Knibbs: I’m looking up Flip now, and it’s not super promising for Snapchat. It was acquired by Cisco.

McNear: Right! So I’m skeptical of app-inspired camera hardware, because the reason camera-inspired apps succeeded is because—stop me if you’ve heard this before—Smartphones Are Good, and it’s convenient to carry around just one small gadget. (And not $130 gadget glasses.)

McHugh: If we’re going to get REALLY hypothetical here: How much longer will we be using smartphones that look like smartphones?

Luckerson: I guess the question is whether some wearable can eventually replace the smartphone and who can figure out that form factor. The failure of Spectacles and Google Glass says it’s probably not glasses.

McHugh: Do you think Snap is working on whatever is next and trying to figure out how to translate its product into the next iteration of the smartphone? Honestly, I don’t think Snap is the company that will get there first. But that doesn’t mean they won’t or shouldn't try to get there. They definitely were ahead of the curve software-wise with Snapchat.
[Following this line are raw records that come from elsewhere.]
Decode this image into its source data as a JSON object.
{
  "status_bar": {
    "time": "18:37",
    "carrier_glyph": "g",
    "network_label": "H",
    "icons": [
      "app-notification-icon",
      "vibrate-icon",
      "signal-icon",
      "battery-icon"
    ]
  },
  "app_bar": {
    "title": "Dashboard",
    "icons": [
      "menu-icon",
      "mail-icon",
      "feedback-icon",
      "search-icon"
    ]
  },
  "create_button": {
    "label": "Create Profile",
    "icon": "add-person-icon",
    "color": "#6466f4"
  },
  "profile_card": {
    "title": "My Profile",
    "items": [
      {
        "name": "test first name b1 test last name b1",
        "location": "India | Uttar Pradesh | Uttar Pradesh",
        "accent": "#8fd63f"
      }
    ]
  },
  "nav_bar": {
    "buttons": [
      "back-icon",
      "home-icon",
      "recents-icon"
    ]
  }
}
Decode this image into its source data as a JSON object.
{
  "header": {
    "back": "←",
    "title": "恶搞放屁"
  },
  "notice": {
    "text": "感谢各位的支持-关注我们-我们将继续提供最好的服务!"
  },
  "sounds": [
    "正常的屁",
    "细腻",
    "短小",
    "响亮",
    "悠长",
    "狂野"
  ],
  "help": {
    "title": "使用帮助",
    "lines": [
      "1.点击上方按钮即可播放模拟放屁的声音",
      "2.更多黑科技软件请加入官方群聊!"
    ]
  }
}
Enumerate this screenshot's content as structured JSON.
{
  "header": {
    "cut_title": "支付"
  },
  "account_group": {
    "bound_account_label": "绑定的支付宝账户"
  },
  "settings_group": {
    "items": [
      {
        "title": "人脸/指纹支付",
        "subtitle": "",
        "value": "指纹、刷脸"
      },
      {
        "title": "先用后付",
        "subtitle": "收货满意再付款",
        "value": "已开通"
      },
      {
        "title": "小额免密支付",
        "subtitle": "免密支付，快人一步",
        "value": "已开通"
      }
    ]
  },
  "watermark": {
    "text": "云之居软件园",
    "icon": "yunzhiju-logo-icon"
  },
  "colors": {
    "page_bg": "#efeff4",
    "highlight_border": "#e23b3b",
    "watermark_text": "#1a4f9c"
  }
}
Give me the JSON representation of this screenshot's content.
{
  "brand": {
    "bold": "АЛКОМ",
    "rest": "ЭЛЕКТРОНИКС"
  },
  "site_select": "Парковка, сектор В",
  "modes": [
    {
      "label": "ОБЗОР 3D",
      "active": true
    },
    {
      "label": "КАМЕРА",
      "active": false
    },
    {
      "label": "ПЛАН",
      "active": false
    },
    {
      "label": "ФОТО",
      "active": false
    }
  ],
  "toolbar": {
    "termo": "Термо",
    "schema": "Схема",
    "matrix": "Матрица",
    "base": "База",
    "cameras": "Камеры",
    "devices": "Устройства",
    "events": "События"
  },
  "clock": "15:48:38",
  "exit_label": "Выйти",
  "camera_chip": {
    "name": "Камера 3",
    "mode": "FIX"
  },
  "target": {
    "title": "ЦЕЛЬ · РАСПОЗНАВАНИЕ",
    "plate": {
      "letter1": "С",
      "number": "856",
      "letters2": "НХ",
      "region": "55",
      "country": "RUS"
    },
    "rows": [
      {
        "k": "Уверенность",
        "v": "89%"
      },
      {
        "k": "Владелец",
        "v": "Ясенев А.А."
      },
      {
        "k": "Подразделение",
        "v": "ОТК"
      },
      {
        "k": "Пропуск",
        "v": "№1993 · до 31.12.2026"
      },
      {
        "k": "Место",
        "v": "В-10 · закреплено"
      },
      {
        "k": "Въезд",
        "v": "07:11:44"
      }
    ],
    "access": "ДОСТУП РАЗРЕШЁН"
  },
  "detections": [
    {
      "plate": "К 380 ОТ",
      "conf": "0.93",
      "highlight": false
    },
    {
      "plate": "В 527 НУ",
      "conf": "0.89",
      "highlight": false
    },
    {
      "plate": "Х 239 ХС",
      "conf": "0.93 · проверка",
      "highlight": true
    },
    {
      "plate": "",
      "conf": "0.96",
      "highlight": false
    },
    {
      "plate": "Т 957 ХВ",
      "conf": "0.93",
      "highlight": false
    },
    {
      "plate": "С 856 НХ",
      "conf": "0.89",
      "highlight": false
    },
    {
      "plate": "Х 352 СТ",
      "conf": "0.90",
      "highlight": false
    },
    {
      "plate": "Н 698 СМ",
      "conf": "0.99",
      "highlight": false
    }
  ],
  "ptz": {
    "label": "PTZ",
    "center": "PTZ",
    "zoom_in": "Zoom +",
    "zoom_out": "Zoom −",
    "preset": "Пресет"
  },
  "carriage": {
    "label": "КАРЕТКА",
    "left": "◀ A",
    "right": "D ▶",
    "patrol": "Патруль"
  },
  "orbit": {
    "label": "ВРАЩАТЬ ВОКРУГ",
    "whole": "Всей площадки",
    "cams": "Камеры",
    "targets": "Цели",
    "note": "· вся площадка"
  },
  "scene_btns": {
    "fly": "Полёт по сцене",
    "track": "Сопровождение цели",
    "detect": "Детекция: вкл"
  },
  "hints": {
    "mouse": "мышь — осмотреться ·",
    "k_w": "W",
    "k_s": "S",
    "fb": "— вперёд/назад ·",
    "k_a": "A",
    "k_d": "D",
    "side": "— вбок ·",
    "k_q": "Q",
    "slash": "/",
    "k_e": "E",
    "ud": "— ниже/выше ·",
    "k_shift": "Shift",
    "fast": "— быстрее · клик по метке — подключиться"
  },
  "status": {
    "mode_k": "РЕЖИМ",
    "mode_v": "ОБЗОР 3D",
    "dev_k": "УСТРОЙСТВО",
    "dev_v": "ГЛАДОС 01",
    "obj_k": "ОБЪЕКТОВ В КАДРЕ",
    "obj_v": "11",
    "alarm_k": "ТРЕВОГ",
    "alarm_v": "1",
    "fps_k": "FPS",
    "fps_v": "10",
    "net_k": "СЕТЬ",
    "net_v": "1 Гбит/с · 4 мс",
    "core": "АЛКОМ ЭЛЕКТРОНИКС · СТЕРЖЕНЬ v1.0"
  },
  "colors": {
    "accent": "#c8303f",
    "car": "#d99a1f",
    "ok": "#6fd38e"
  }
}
Luckerson: The next iteration of the smartphone is probably omniscient AI that follows you in your house/car/wireless apple headphones. I don’t know if Snap can hang with the big boys on this front.

Knibbs: If we’re talkin’ brain chips (and I hope we are) I’d bet on Google.

The REAL question is whether you’d install a Brain Chip that made everyone around you look like they had a Snapchat-filtered face.

McNear: And now, Mr. Bond, you will see the dancing hot dog wherever you look!

McHugh: I would install one that made it look like I had a Snapchat-filtered face all the time. 100 percent.

Luckerson: Snap did poach Facebook’s machine-learning guru, apparently.

McHugh: We thought we would have flying cars and instead we will have Snapchat dog faces. Snapchat is certainly going to give it a shot, and I don’t doubt they’ll be part of the conversation, but I don’t think they will ever dominate this space like they briefly did.

Luckerson: If Twitter can stumble on as it has for the last three or so years, Snap (which is still growing) will be with us a while longer.

Knibbs: I hope so. Dancing hot dogs >>>> Nazis.

Bereznak: I mean, *someone* needs to keep feeding us good Halloween costume ideas.